Task goal >>
Among the records below, find each line bearing the word "JSON" and copy it.

(Items from an interface collection)
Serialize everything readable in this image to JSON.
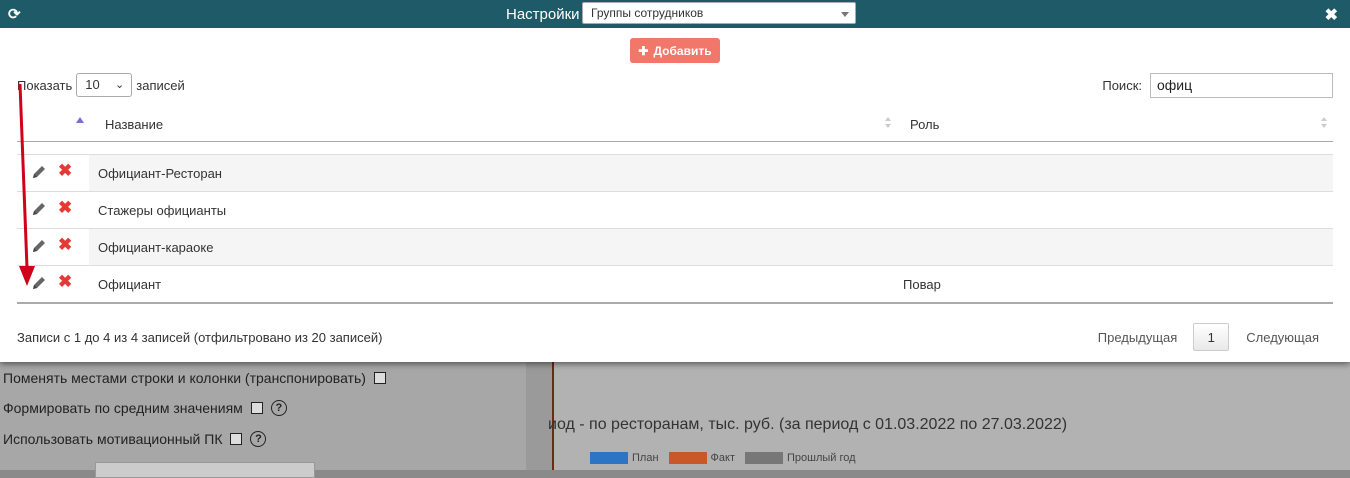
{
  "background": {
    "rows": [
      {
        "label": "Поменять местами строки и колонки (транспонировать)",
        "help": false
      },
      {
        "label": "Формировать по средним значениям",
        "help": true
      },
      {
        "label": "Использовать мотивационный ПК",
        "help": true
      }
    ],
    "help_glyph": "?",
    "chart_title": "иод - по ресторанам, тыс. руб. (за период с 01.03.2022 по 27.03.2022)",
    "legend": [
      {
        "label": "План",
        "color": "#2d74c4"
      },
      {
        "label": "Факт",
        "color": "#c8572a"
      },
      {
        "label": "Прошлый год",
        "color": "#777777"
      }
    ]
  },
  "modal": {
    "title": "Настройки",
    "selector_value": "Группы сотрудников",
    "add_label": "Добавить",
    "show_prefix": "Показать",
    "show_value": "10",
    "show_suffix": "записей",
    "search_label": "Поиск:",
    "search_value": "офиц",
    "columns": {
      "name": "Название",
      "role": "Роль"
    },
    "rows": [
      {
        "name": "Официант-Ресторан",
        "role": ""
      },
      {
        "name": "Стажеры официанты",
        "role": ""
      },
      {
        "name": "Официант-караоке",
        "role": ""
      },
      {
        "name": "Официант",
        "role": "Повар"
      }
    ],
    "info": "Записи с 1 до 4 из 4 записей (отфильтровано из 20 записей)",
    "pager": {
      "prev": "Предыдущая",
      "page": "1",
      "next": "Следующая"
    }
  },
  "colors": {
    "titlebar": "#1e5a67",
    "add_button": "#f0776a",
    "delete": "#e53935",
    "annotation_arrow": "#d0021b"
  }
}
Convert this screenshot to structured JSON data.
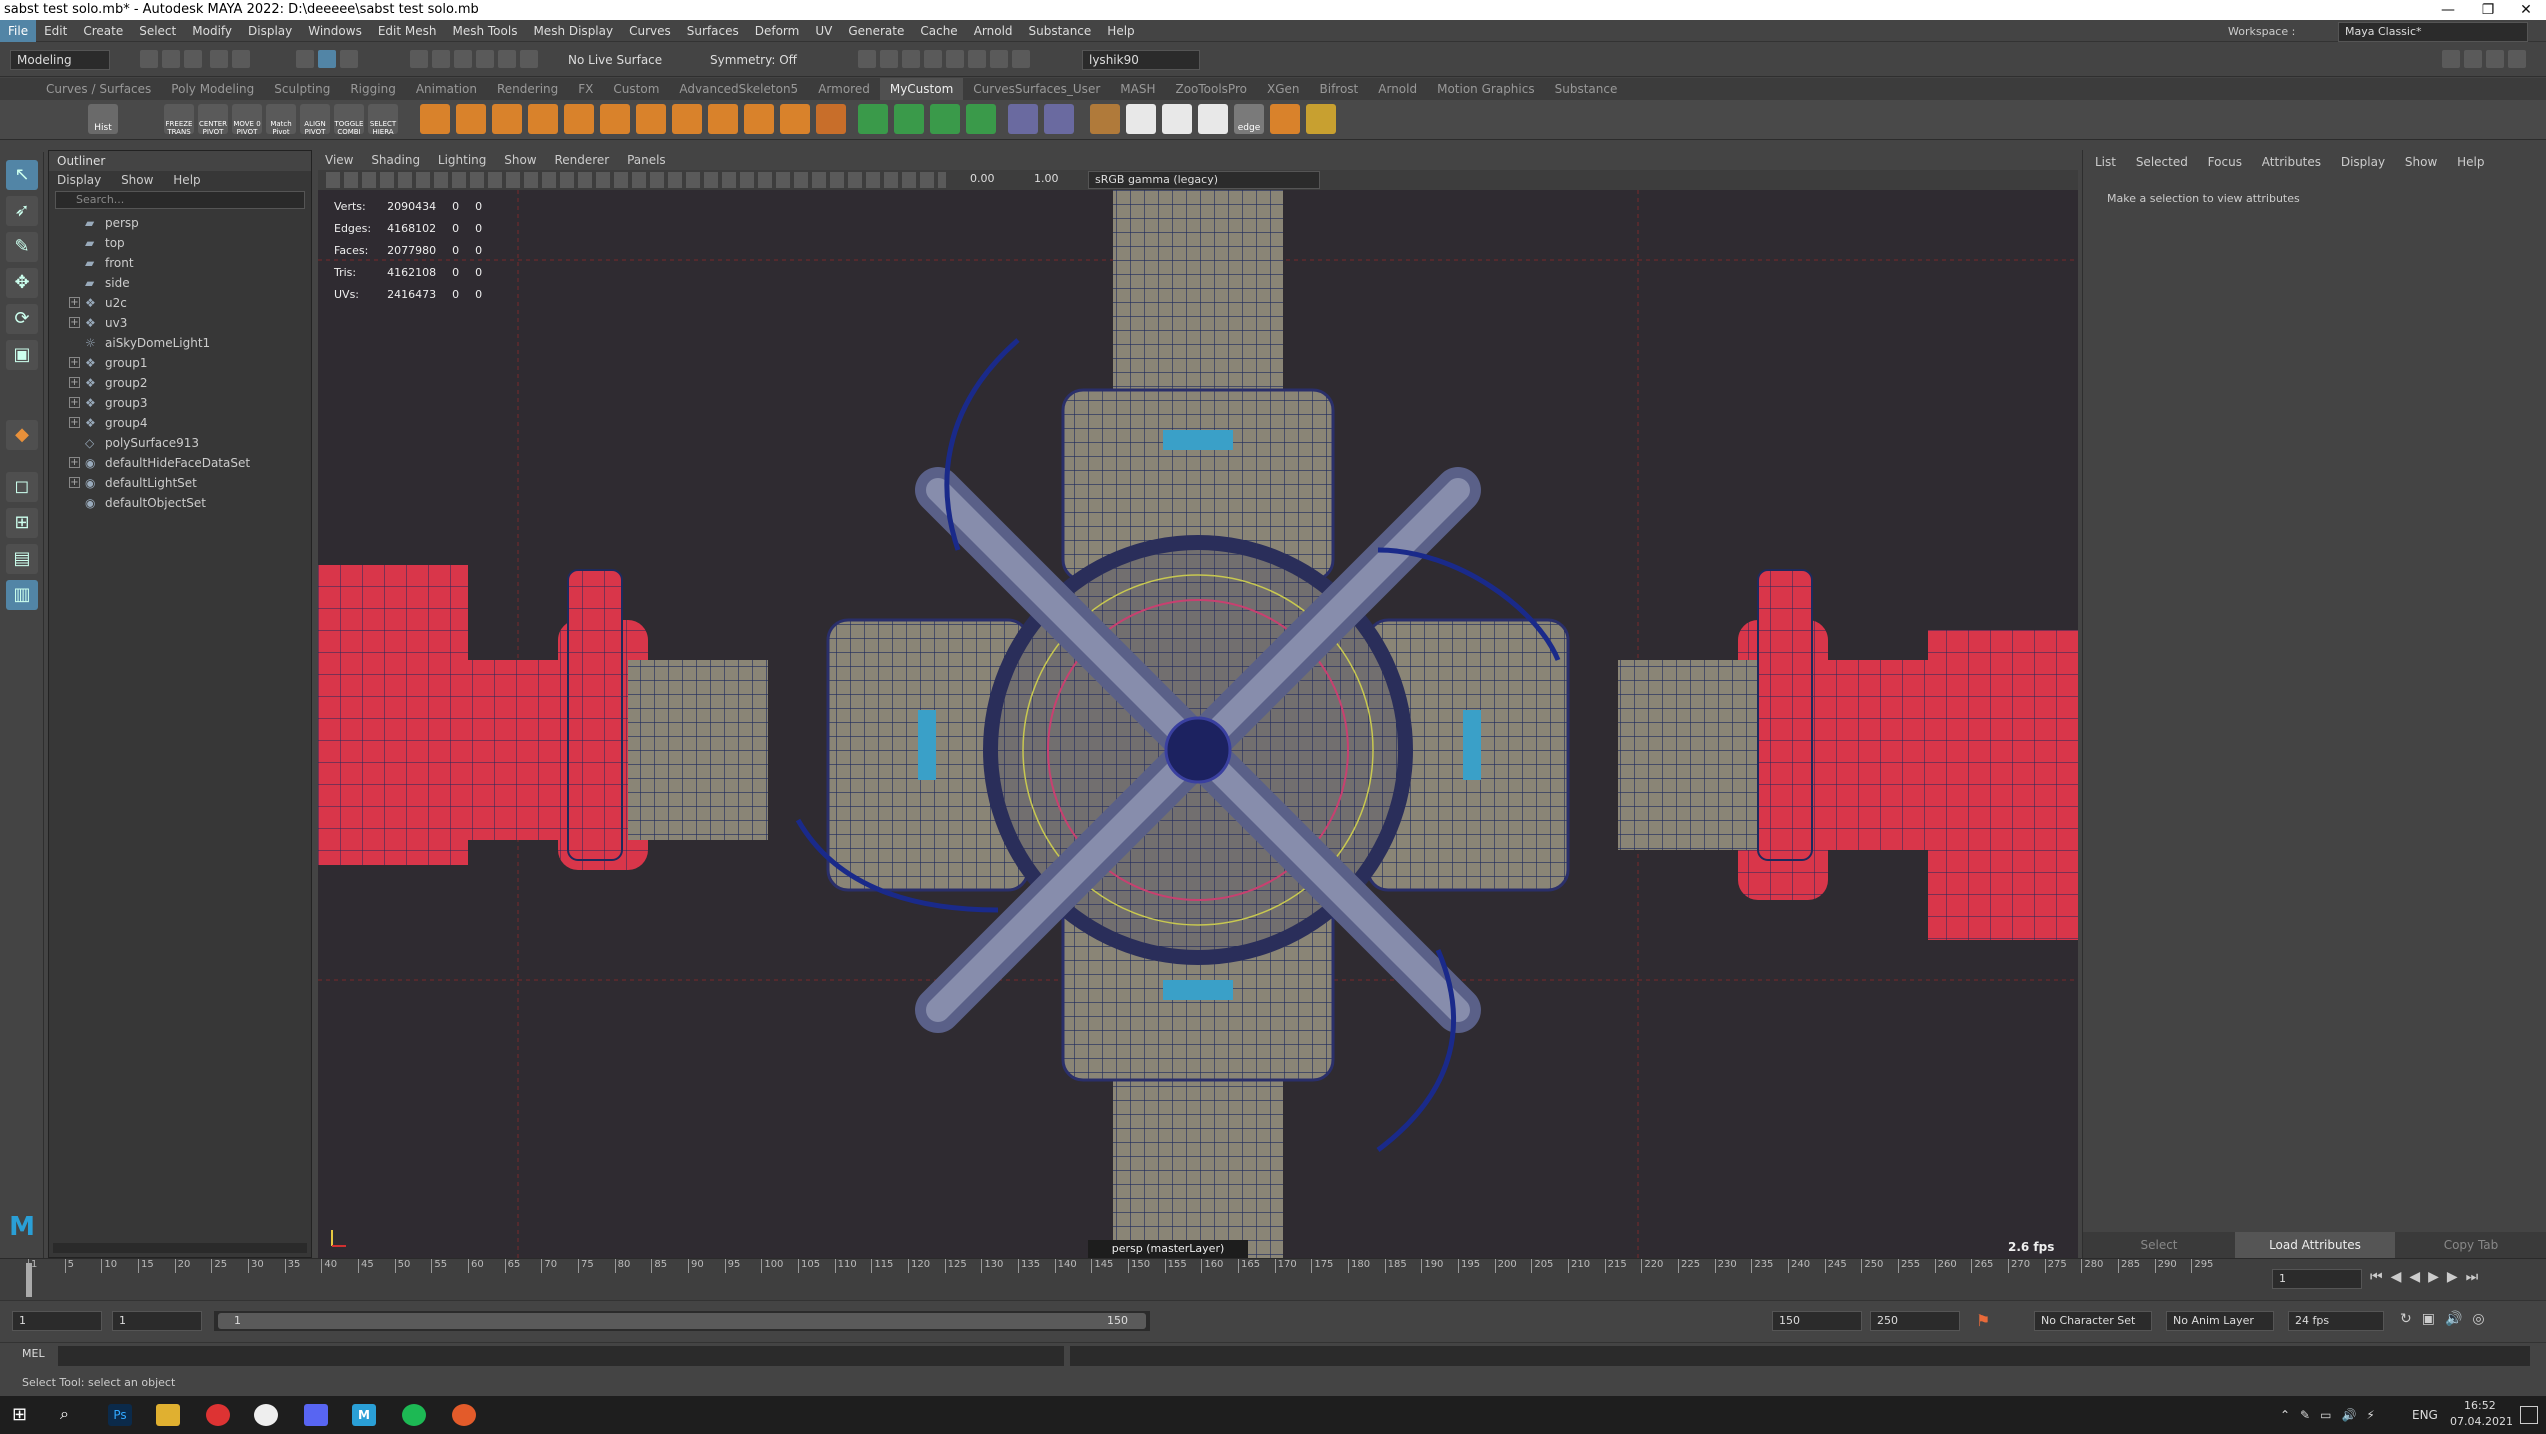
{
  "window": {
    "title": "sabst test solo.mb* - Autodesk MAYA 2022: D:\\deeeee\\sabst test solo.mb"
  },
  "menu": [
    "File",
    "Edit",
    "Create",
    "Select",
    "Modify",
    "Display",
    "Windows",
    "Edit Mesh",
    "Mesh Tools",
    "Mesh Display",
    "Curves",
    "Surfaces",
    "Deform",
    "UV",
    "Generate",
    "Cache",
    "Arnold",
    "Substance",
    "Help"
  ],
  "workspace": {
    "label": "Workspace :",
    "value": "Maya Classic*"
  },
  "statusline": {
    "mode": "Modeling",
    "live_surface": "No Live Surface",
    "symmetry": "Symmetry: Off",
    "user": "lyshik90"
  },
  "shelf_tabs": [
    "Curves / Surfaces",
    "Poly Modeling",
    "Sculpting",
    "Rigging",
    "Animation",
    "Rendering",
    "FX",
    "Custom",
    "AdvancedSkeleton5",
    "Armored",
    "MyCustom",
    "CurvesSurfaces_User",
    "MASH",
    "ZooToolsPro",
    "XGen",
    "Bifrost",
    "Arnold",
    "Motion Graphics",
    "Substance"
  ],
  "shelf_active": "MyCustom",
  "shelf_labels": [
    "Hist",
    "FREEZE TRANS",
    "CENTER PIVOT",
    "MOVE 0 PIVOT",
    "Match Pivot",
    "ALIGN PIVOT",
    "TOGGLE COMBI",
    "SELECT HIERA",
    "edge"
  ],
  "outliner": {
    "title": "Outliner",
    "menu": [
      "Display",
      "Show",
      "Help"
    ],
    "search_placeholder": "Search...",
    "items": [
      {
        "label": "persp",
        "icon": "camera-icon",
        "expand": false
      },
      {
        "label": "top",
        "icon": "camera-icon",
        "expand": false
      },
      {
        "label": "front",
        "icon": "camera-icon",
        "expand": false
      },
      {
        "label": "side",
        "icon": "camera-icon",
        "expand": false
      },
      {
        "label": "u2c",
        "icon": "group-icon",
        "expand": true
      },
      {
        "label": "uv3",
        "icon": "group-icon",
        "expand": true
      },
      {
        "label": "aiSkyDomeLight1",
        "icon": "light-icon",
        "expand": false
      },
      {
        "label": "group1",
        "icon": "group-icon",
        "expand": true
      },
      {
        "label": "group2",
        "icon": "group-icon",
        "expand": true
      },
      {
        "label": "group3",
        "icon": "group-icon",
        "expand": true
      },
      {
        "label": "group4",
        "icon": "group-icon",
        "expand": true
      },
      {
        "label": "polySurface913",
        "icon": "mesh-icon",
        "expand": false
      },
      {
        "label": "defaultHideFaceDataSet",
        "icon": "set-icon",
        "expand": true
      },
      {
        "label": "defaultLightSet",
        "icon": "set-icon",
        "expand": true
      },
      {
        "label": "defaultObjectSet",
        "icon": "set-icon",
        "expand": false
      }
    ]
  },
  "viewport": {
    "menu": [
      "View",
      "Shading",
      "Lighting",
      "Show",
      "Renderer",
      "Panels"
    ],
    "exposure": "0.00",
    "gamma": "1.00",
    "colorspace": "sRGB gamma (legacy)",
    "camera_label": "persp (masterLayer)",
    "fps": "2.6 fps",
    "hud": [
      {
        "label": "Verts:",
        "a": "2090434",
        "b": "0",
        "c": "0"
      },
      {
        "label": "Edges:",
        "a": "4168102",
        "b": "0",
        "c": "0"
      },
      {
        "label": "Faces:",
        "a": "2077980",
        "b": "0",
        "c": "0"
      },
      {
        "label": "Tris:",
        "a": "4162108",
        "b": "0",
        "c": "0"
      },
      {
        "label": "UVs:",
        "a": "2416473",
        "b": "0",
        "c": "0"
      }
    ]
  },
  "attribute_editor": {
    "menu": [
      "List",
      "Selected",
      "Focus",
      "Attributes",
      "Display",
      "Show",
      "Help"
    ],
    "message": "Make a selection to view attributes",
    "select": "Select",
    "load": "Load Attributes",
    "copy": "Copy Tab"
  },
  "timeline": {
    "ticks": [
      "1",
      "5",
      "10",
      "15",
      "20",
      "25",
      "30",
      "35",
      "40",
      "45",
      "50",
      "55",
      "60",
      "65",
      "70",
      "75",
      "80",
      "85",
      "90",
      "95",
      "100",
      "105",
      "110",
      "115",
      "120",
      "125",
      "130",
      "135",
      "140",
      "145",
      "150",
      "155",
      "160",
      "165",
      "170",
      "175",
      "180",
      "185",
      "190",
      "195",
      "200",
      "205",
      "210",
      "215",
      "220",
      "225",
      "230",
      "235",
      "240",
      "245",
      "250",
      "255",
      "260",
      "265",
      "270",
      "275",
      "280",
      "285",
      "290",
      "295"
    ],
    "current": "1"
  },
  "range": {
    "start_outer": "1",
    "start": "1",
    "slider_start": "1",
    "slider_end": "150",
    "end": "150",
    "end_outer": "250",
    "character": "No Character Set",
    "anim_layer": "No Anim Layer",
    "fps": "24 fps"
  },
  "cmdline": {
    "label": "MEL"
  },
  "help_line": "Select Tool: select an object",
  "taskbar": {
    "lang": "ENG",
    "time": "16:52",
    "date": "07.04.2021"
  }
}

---

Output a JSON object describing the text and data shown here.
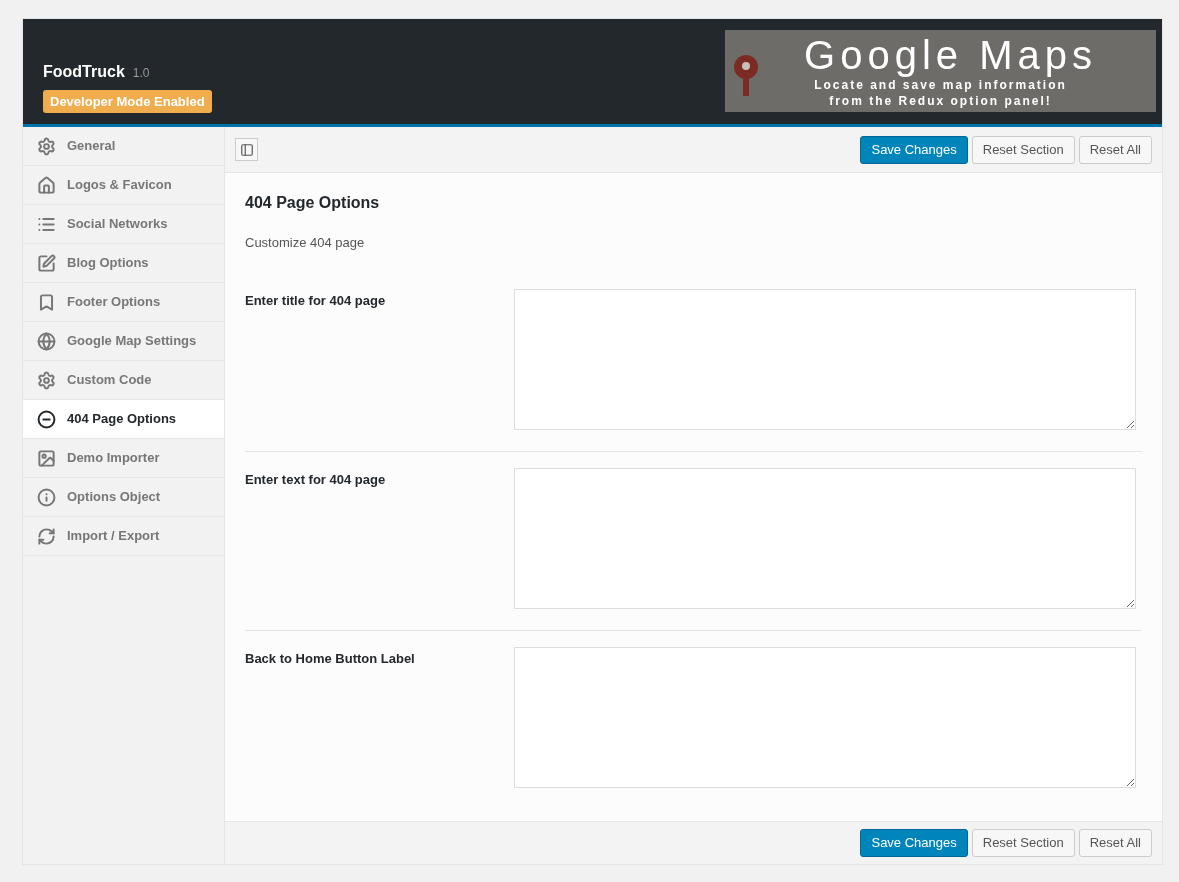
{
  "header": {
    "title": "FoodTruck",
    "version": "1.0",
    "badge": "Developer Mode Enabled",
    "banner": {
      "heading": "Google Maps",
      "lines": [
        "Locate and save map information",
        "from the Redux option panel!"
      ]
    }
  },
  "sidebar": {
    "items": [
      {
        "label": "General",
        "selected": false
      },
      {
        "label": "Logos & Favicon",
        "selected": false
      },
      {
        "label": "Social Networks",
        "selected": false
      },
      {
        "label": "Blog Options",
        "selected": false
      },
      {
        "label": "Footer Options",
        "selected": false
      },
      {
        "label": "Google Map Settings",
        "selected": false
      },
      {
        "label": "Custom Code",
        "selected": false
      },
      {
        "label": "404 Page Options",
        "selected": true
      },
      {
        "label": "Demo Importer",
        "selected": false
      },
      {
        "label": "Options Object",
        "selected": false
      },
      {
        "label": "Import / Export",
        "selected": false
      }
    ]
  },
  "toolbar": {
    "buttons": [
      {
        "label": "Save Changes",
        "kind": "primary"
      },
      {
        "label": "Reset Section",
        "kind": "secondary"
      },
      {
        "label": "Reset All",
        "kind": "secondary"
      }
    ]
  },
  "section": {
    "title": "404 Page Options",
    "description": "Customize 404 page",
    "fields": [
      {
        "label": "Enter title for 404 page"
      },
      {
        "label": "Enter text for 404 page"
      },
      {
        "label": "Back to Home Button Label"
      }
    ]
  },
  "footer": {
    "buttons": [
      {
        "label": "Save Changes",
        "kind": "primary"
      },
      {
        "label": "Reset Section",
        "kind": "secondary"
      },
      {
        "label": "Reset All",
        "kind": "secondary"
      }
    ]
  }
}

Written solution >>
Serialize everything readable in this image to JSON.
Convert this screenshot to structured JSON data.
Output a JSON object describing the text and data shown here.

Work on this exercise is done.